Love is Love: Our Pride Heroes

LGBTQ+ Heroes

When it came to naming our sets for the Love is Love collection, we drew inspiration from some of the most influential LGBTQ+ activists of our time.
Without these heroes, we wouldn't have the acceptance, love and allyship that we do today within the community. These figures paved the way for queer people today and stood up for their beliefs - that everyone should be able to be authentically themselves.
We wanted to tell you a little bit about each of our heroes, and what makes them our role models.

Marsha P. Johnson

When asked what the 'P' stood for, Marsha would say "Pay it no mind" and it's by this adage she lived - unapologetically herself, strong-minded and willful.
Often credited as being present at the historical Stonewall riots - Marsha was instrumental in fighting for gay rights in the 60s and 70s. The Stonewall uprising catapulted the gay rights movement and it soon became symbolic as what we now know as the Pride parade, which is celebrated yearly around the globe.
However Stonewall was only a small part of her actions - she founded the Gay Liberation Front, formed shortly after the Stonewall Riots to organise regular protests and action. She then began STAR, providing shelter to support homeless LGBTQ youth and sex workers, funded largely through her own earnings from sex work. In the 80s and 90s, she began advocating for those with AIDs and HIV, being HIV positive herself. 
Marsha's devotion to the gay rights movement ripples through the community even today, and we commemorate her every Pride by acknowledging her work for the cause.
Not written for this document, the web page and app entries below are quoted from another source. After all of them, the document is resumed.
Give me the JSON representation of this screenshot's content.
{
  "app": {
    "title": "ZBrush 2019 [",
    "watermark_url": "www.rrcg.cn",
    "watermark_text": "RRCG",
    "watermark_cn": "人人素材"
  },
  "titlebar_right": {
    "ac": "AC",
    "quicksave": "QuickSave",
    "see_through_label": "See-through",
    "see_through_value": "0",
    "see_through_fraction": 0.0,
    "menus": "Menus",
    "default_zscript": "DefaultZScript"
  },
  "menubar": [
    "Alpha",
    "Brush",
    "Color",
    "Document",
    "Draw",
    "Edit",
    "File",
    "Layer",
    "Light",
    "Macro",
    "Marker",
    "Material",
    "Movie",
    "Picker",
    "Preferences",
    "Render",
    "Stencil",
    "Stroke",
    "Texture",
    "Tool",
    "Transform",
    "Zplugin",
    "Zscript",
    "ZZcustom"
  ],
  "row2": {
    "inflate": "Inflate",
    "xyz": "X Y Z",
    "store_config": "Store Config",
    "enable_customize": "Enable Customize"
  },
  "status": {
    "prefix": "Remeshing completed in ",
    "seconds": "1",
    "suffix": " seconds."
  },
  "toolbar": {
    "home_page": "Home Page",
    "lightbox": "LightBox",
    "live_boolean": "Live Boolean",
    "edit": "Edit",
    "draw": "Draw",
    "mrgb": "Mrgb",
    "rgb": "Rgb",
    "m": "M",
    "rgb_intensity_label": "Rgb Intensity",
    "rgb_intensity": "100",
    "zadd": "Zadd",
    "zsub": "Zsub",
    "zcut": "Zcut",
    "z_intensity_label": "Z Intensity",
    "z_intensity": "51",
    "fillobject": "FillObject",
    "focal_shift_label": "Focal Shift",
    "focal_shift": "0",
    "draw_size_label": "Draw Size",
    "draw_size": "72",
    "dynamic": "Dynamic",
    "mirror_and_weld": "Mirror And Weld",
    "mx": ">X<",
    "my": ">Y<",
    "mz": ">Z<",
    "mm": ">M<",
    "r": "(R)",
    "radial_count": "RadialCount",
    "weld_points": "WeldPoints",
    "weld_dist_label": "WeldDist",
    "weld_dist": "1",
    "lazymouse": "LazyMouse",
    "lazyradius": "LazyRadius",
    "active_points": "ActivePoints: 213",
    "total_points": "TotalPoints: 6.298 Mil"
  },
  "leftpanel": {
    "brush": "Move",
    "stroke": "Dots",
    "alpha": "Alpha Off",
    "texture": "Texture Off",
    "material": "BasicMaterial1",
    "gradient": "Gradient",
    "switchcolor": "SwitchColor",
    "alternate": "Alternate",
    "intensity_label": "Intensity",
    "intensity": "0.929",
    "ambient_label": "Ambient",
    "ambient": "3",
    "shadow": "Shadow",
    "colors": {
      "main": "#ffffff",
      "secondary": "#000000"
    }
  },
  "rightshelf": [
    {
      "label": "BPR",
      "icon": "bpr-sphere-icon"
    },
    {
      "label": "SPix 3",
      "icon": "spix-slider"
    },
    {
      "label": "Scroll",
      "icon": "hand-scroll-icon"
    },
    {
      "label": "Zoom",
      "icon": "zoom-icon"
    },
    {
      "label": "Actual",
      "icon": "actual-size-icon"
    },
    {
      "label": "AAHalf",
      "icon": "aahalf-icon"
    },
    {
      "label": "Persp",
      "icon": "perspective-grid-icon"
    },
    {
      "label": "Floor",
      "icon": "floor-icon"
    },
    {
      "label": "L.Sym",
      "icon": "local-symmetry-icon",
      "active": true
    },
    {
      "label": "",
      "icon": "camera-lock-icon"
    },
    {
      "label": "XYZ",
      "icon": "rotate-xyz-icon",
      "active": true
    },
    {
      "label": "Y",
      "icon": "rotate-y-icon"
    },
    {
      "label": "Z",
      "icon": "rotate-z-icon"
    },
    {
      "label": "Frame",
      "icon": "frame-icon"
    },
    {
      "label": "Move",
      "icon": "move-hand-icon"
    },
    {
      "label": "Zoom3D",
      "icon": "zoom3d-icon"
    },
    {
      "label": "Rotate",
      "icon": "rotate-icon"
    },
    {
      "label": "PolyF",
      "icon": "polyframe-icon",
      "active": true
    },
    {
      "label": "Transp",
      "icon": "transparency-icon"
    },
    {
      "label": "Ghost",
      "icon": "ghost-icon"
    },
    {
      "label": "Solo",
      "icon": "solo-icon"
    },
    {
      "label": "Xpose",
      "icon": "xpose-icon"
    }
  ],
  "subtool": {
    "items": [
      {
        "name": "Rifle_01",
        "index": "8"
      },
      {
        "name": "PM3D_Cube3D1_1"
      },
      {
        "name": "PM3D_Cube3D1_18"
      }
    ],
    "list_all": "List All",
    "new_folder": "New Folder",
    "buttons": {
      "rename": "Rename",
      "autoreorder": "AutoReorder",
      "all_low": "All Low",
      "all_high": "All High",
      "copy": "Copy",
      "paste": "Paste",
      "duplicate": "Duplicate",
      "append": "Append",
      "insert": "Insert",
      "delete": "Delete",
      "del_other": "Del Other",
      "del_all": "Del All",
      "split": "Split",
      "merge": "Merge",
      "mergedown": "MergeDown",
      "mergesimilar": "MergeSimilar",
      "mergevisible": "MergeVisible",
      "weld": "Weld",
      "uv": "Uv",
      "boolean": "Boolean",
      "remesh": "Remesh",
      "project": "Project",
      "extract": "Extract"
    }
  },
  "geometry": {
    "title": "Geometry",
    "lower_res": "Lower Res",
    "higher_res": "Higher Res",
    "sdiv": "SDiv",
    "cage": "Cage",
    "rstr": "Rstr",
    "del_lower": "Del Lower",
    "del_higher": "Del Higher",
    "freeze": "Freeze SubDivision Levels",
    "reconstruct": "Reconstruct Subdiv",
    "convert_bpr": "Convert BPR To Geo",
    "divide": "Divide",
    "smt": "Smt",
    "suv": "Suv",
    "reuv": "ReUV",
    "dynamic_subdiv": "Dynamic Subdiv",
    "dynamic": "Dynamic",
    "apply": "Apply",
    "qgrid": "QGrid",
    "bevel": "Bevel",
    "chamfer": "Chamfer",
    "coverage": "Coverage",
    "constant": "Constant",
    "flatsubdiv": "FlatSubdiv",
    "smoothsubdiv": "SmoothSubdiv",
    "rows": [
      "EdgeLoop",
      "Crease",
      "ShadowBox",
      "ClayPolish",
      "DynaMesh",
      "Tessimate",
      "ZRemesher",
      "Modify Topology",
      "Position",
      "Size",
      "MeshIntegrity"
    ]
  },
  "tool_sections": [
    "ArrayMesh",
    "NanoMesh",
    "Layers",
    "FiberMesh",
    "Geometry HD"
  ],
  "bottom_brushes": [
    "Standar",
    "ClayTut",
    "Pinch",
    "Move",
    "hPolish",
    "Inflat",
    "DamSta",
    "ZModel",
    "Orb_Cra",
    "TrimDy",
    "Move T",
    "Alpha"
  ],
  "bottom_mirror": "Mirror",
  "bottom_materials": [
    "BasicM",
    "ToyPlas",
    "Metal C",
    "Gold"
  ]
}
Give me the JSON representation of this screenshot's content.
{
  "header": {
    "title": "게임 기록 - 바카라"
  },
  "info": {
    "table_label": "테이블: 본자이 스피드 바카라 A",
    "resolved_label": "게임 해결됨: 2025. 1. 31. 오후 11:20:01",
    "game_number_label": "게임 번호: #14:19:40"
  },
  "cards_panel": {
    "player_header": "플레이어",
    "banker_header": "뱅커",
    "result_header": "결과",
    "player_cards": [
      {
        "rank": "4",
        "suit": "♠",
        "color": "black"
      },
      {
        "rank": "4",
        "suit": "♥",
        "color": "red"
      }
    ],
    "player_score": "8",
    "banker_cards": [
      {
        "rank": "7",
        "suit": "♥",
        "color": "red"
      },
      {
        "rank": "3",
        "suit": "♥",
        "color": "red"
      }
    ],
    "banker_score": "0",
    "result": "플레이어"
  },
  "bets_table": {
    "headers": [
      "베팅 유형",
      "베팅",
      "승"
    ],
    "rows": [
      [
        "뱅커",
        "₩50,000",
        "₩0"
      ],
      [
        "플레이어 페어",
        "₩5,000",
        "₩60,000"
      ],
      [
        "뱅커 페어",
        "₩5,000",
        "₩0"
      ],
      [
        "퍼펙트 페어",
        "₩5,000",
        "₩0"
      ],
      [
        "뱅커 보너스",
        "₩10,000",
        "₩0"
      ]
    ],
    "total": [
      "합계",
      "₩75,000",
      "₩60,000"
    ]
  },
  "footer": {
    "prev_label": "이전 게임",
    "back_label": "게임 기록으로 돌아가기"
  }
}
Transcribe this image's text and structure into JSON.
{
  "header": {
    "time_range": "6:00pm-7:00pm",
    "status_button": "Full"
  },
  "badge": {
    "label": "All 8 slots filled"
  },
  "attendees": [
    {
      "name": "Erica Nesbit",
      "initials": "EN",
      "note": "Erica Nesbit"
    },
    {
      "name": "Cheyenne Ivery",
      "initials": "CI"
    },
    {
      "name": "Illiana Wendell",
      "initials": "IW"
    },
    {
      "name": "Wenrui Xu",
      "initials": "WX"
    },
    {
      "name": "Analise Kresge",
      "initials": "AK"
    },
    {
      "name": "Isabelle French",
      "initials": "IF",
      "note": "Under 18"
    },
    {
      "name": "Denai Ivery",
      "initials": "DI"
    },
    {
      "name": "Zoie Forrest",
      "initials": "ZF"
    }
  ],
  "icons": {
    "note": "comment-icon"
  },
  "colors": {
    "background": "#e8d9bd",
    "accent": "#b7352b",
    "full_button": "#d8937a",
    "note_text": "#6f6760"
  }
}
Audre Lorde

Self described as "black, lesbian, mother, warrior and poet", Audre dedicated her life's work to fighting against the marginalisation of black, queer women. Known for her honest, emotional poetry and spoken word, the subjects she spoke about dealt with civil rights, sexism, classism and homophobia.
Lorde grappled with these different aspects of her identity throughout her poetry and prose, however this rage and sincerity didn't stay on the pages of books, it spilled over into activism, co-founding and founding organisations focused on supporting disadvantaged women. She fought to have women of colour published, as well as assisting survivors of abuse, injustice and apartied in South Africa. 
Lorde was instrumental in second and third-wave feminist theory, challenging simplistic or exclusionary views popularised by white feminists who didn't see race as a feminist issue.
Later in life, she was diagnosed with breast cancer and this influenced many of her works. Passing way in 1992, she took the name Gamba Adisa, meaning "Warrior: She who makes her meaning known."


Jacqueline Charlotte Dufresnoy, affectionately known as Coccinelle - French for Lady Bug as she wore a black dress with red polka dots - was a transgender actress, entertainer and singer.
Famous for being the first widely publicised trans woman to undergo gender-affirming surgery, she became internationally recognised. At a time where transgender people didn't have much access to surgery or support, this was a transformative moment for the trans community. She was one of the first transgender film actresses. By just existing as an out-and-proud trans woman, Coccinelle helped to create an acceptance for the trans community.
She later married a trans man called Thierry Wilson, and together they advocated for trans rights. Creating the organisation "Devinir Femme" meaning "to become woman", they provided emotional and practical support for people going through their transition. While this was an important step in activism, she also helped propel trans rights through her personal life. When marrying Wilson, it was made legal for trans people to wed, and was recognised by the Catholic church. 
Through these personal victories, Coccinelle's fearlessness is what made her a trans and queer icon.



Shop the Love is Love x Playful Promises collection now. Choose our LGBTQ+ charity post-checkout and we’ll donate $1 per order